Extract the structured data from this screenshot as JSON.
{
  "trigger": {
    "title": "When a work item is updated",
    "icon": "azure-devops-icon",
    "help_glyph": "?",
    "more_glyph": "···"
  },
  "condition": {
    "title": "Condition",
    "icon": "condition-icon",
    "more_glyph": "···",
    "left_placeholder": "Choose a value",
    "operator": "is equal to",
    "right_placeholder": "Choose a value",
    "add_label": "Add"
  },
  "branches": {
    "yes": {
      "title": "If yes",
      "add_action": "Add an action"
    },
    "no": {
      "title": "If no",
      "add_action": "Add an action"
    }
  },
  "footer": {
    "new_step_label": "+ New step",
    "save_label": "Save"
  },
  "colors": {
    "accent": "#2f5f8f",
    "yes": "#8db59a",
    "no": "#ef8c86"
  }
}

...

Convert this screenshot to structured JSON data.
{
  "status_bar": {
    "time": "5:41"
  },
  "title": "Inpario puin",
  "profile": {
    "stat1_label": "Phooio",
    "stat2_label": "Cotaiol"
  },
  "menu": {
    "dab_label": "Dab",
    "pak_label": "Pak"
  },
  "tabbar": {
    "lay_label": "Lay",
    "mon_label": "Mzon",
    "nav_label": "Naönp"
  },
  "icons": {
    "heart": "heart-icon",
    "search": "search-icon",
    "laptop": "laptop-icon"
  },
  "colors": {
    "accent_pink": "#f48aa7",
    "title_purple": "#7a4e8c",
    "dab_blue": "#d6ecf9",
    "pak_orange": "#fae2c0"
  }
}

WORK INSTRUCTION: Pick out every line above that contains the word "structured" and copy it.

RESPONSE TO THE EXERCISE:
Extract the structured data from this screenshot as JSON.
Convert this screenshot to structured JSON data.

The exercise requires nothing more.